Data excerpts

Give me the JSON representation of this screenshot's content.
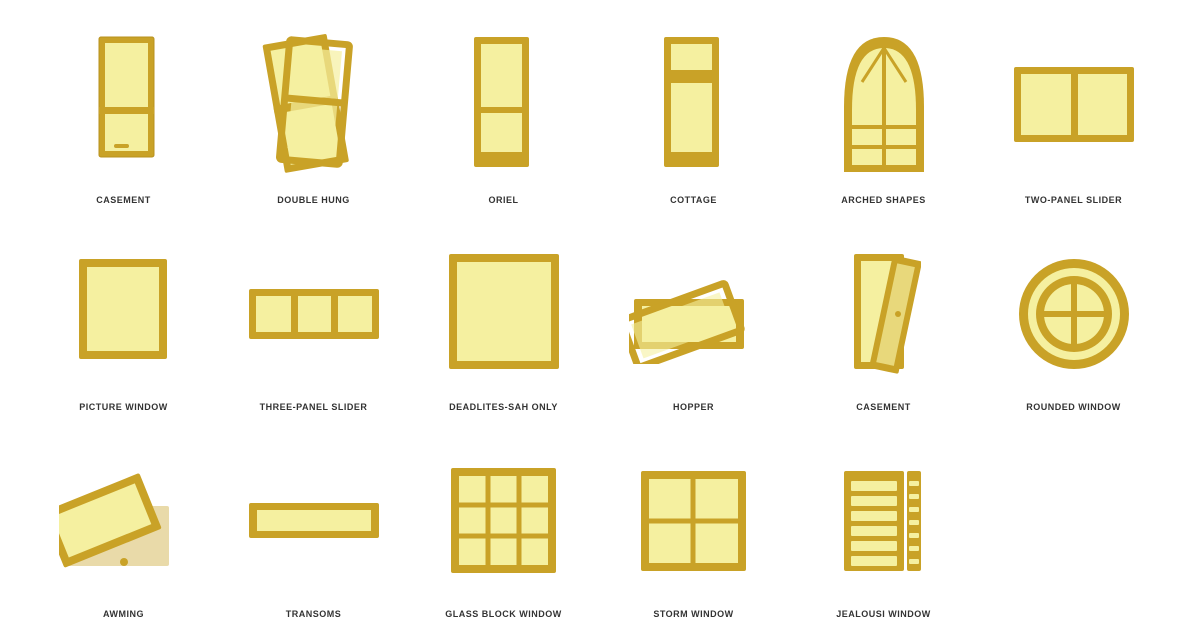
{
  "windows": [
    {
      "id": "casement",
      "label": "CASEMENT"
    },
    {
      "id": "double-hung",
      "label": "DOUBLE HUNG"
    },
    {
      "id": "oriel",
      "label": "ORIEL"
    },
    {
      "id": "cottage",
      "label": "COTTAGE"
    },
    {
      "id": "arched-shapes",
      "label": "ARCHED SHAPES"
    },
    {
      "id": "two-panel-slider",
      "label": "TWO-PANEL SLIDER"
    },
    {
      "id": "picture-window",
      "label": "PICTURE WINDOW"
    },
    {
      "id": "three-panel-slider",
      "label": "THREE-PANEL SLIDER"
    },
    {
      "id": "deadlites-sah-only",
      "label": "DEADLITES-SAH ONLY"
    },
    {
      "id": "hopper",
      "label": "HOPPER"
    },
    {
      "id": "casement2",
      "label": "CASEMENT"
    },
    {
      "id": "rounded-window",
      "label": "ROUNDED WINDOW"
    },
    {
      "id": "awming",
      "label": "AWMING"
    },
    {
      "id": "transoms",
      "label": "TRANSOMS"
    },
    {
      "id": "glass-block-window",
      "label": "GLASS BLOCK WINDOW"
    },
    {
      "id": "storm-window",
      "label": "STORM WINDOW"
    },
    {
      "id": "jealousi-window",
      "label": "JEALOUSI WINDOW"
    }
  ]
}
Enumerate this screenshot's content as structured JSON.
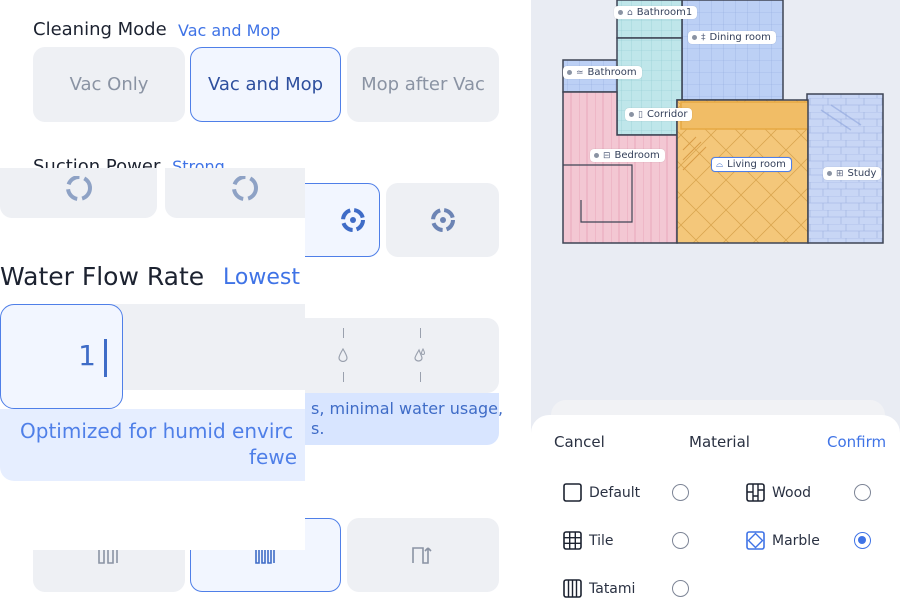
{
  "cleaning_mode": {
    "title": "Cleaning Mode",
    "value": "Vac and Mop",
    "options": [
      "Vac Only",
      "Vac and Mop",
      "Mop after Vac"
    ],
    "selected_index": 1
  },
  "suction_power": {
    "title_partial": "Suction Power",
    "value_partial": "Strong"
  },
  "water_flow": {
    "title": "Water Flow Rate",
    "value": "Lowest",
    "selected_level": "1",
    "description_front": "Optimized for humid envirc",
    "description_front_line2": "fewe",
    "description_back": "s, minimal water usage,",
    "description_back_line2": "s."
  },
  "map": {
    "rooms": [
      {
        "name": "Bathroom1",
        "icon": "toilet-icon"
      },
      {
        "name": "Dining room",
        "icon": "dining-icon"
      },
      {
        "name": "Bathroom",
        "icon": "bath-icon"
      },
      {
        "name": "Corridor",
        "icon": "corridor-icon"
      },
      {
        "name": "Bedroom",
        "icon": "bed-icon"
      },
      {
        "name": "Living room",
        "icon": "sofa-icon"
      },
      {
        "name": "Study",
        "icon": "study-icon"
      }
    ]
  },
  "material_sheet": {
    "cancel": "Cancel",
    "title": "Material",
    "confirm": "Confirm",
    "options": [
      {
        "label": "Default",
        "icon": "default-square-icon",
        "selected": false
      },
      {
        "label": "Wood",
        "icon": "wood-icon",
        "selected": false
      },
      {
        "label": "Tile",
        "icon": "tile-grid-icon",
        "selected": false
      },
      {
        "label": "Marble",
        "icon": "marble-diamond-icon",
        "selected": true
      },
      {
        "label": "Tatami",
        "icon": "tatami-icon",
        "selected": false
      }
    ]
  },
  "colors": {
    "accent": "#3f73e6",
    "bedroom": "#f3c7d3",
    "living": "#f4c77a",
    "bath": "#bfe6ea",
    "blue_rooms": "#bcd0f5"
  }
}
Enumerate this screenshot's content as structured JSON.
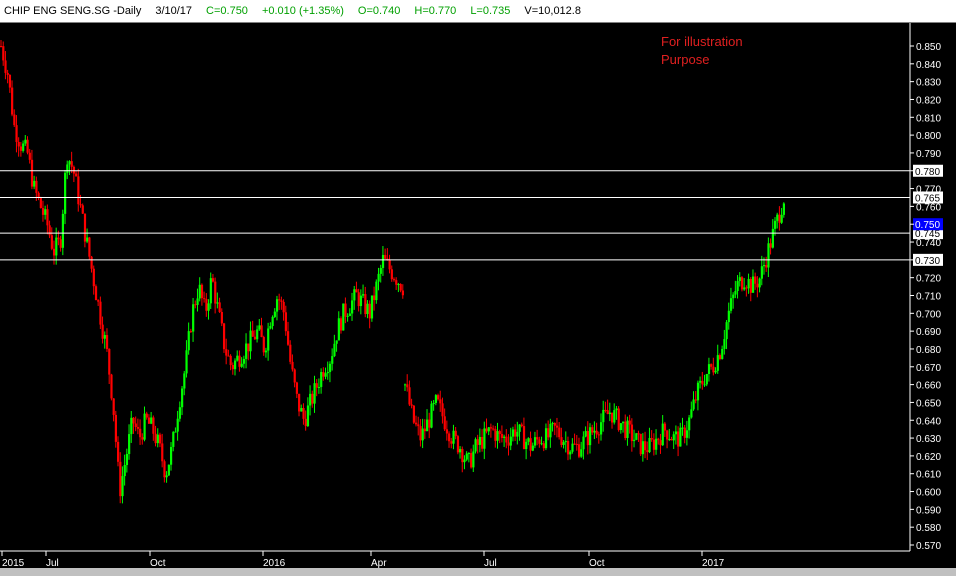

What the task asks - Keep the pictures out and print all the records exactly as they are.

Your solution -
Give me the JSON representation of this screenshot's content.
{
  "windows": [
    {
      "id": "casement",
      "label": "CASEMENT"
    },
    {
      "id": "double-hung",
      "label": "DOUBLE HUNG"
    },
    {
      "id": "oriel",
      "label": "ORIEL"
    },
    {
      "id": "cottage",
      "label": "COTTAGE"
    },
    {
      "id": "arched-shapes",
      "label": "ARCHED SHAPES"
    },
    {
      "id": "two-panel-slider",
      "label": "TWO-PANEL SLIDER"
    },
    {
      "id": "picture-window",
      "label": "PICTURE WINDOW"
    },
    {
      "id": "three-panel-slider",
      "label": "THREE-PANEL SLIDER"
    },
    {
      "id": "deadlites-sah-only",
      "label": "DEADLITES-SAH ONLY"
    },
    {
      "id": "hopper",
      "label": "HOPPER"
    },
    {
      "id": "casement2",
      "label": "CASEMENT"
    },
    {
      "id": "rounded-window",
      "label": "ROUNDED WINDOW"
    },
    {
      "id": "awming",
      "label": "AWMING"
    },
    {
      "id": "transoms",
      "label": "TRANSOMS"
    },
    {
      "id": "glass-block-window",
      "label": "GLASS BLOCK WINDOW"
    },
    {
      "id": "storm-window",
      "label": "STORM WINDOW"
    },
    {
      "id": "jealousi-window",
      "label": "JEALOUSI WINDOW"
    }
  ]
}
Enumerate this screenshot's content as structured JSON.
{
  "cleaning_mode": {
    "title": "Cleaning Mode",
    "value": "Vac and Mop",
    "options": [
      "Vac Only",
      "Vac and Mop",
      "Mop after Vac"
    ],
    "selected_index": 1
  },
  "suction_power": {
    "title_partial": "Suction Power",
    "value_partial": "Strong"
  },
  "water_flow": {
    "title": "Water Flow Rate",
    "value": "Lowest",
    "selected_level": "1",
    "description_front": "Optimized for humid envirc",
    "description_front_line2": "fewe",
    "description_back": "s, minimal water usage,",
    "description_back_line2": "s."
  },
  "map": {
    "rooms": [
      {
        "name": "Bathroom1",
        "icon": "toilet-icon"
      },
      {
        "name": "Dining room",
        "icon": "dining-icon"
      },
      {
        "name": "Bathroom",
        "icon": "bath-icon"
      },
      {
        "name": "Corridor",
        "icon": "corridor-icon"
      },
      {
        "name": "Bedroom",
        "icon": "bed-icon"
      },
      {
        "name": "Living room",
        "icon": "sofa-icon"
      },
      {
        "name": "Study",
        "icon": "study-icon"
      }
    ]
  },
  "material_sheet": {
    "cancel": "Cancel",
    "title": "Material",
    "confirm": "Confirm",
    "options": [
      {
        "label": "Default",
        "icon": "default-square-icon",
        "selected": false
      },
      {
        "label": "Wood",
        "icon": "wood-icon",
        "selected": false
      },
      {
        "label": "Tile",
        "icon": "tile-grid-icon",
        "selected": false
      },
      {
        "label": "Marble",
        "icon": "marble-diamond-icon",
        "selected": true
      },
      {
        "label": "Tatami",
        "icon": "tatami-icon",
        "selected": false
      }
    ]
  },
  "colors": {
    "accent": "#3f73e6",
    "bedroom": "#f3c7d3",
    "living": "#f4c77a",
    "bath": "#bfe6ea",
    "blue_rooms": "#bcd0f5"
  }
}
Enumerate this screenshot's content as structured JSON.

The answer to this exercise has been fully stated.